I am mostly a biology person, and PT is mostly a biology blog, but I think we can all take a moment to have a gasp at the results of the first moon flyby of the Cassini-Huygens mission to Saturn.
Quite an improvement over the last few days, eh? Check the continually-updated latest images from Cassini page at JPL, where you can view the images at almost whatever resolution you desire. The Cassini team will probably be adding images rapidly from now on.
For the past several months, the Cassini-Huygens probe has been racing towards Saturn, after a seven-year journey that included four gravity-assist manuevers in the inner solar system to pick up speed. The Cassini website has been posting pictures about once a week, mostly of Saturn getting bigger…and bigger…and bigger in the zoom cameras. However, the first stop on the Deluxe Grand Tour of Saturn was Saturn’s largest outer moon, Phoebe. Cassini flew past Phoebe late last week and the images have been coming in this weekend.
The Cassini probe is the size of a bus, has a mass of 6000 kilograms*, and is packed with high-tech cameras and instruments far superior to those carried on the Voyager probes. It appears that all sensors worked perfectly on the Phoebe flyby, as well as the antenna that transmits the data back to Earth. This is very important – the big problem with the Galileo space probe to Jupiter was that its main antenna wouldn’t open, meaning that all data had to be trickled back through a low-bandwidth backup antenna. The Galileo probe still did an excellent job, but Cassini will be able to send us gigabytes of data a day.
Phoebe is interesting because it has a “retrograde” orbit around Saturn, meaning that it orbits in the opposite direction to Saturn’s inner moons (Saturn has a few outer moons smaller than Phoebe that also have retrograde orbits – they may be bits of Phoebe blasted off by impacts). Phoebe’s orbit is also in the plane of the solar system, rather than the plane of Saturn’s rings and inner moons. These facts, along with Phoebe’s dark surface, indicate that Phoebe may be a bit of the outer solar system that wandered in and was captured by Saturn’s gravity. Therefore, today’s images might be the first good look that we have ever gotten of a primitive, unprocessed piece of the outer solar system.
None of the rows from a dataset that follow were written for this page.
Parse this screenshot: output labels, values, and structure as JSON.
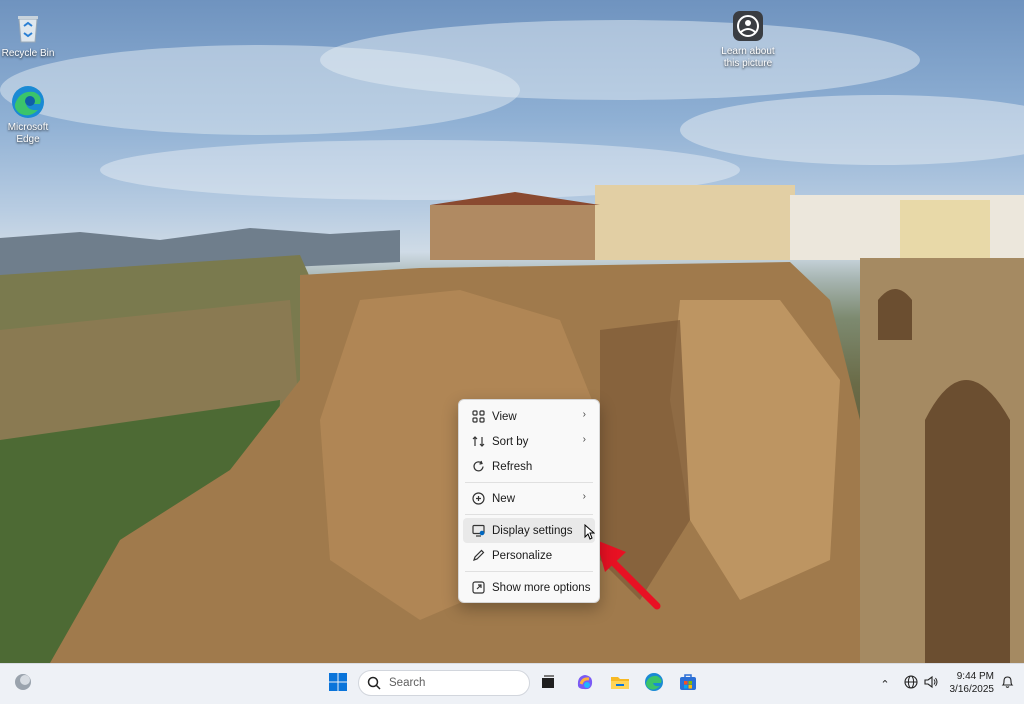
{
  "desktop": {
    "icons": [
      {
        "label": "Recycle Bin",
        "icon": "recycle-bin-icon"
      },
      {
        "label": "Microsoft Edge",
        "icon": "edge-icon"
      },
      {
        "label": "Learn about this picture",
        "icon": "camera-info-icon"
      }
    ]
  },
  "context_menu": {
    "items": [
      {
        "label": "View",
        "icon": "grid-icon",
        "submenu": true
      },
      {
        "label": "Sort by",
        "icon": "sort-icon",
        "submenu": true
      },
      {
        "label": "Refresh",
        "icon": "refresh-icon"
      },
      {
        "label": "New",
        "icon": "plus-circle-icon",
        "submenu": true
      },
      {
        "label": "Display settings",
        "icon": "display-settings-icon",
        "hovered": true
      },
      {
        "label": "Personalize",
        "icon": "pen-icon"
      },
      {
        "label": "Show more options",
        "icon": "expand-icon"
      }
    ]
  },
  "taskbar": {
    "search_placeholder": "Search",
    "time": "9:44 PM",
    "date": "3/16/2025",
    "apps": [
      "start-icon",
      "task-view-icon",
      "copilot-icon",
      "file-explorer-icon",
      "edge-icon",
      "store-icon"
    ]
  },
  "colors": {
    "accent": "#0067c0",
    "arrow": "#e81123",
    "menu_bg": "#f9f9f9",
    "taskbar_bg": "#eef1f6"
  }
}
A few things that I find interesting about the photos thus far: Phoebe is clearly so small that it barely has enough gravity to keep a spherical shape, and impacts are able to blast large pieces off of it. I suspect that the steepness of the craters is also a result of the low gravity. It is also clear that some craters are fresher than others, and one fresh crater appears to reveal some layering of ice (brighter material) and darker material (perhaps organic compounds?).
But, this is only the first stop on the tour. Cassini is NASA’s last “Cadillac” probe, where billions of dollars were spent to pack everything onto one probe. After problems with previous Cadillac missions, NASA switched to a “faster, better, cheaper” philosophy. This may be appropriate for Mars missions, where the travel time is only 6 months, but for the outer planets, big probes with lots of sensors are really the only way to go. And finally, it appears that we have a deluxe probe that is functioning perfectly.
What we have to look forward to: 30 more (known) moons, 70-some orbits of Saturn over the next 4 years, and the December dropping of the Huygens probe into Titan’s mysterious organic-haze atmosphere. But the next big event is on July 1: a flight through Saturn’s rings (between the F- and G-rings) and an ultra-close approach to Saturn:
I think I know what I’ll be doing over the July 4 weekend.
* Mark Perakh pointed out that my original description, “weight of 6,000 kilograms” was only correct while Cassini was on the Earth’s surface. In space its weight is ~0. Its mass remains 6,000 kg. You can’t get away with anything here in the Thumb…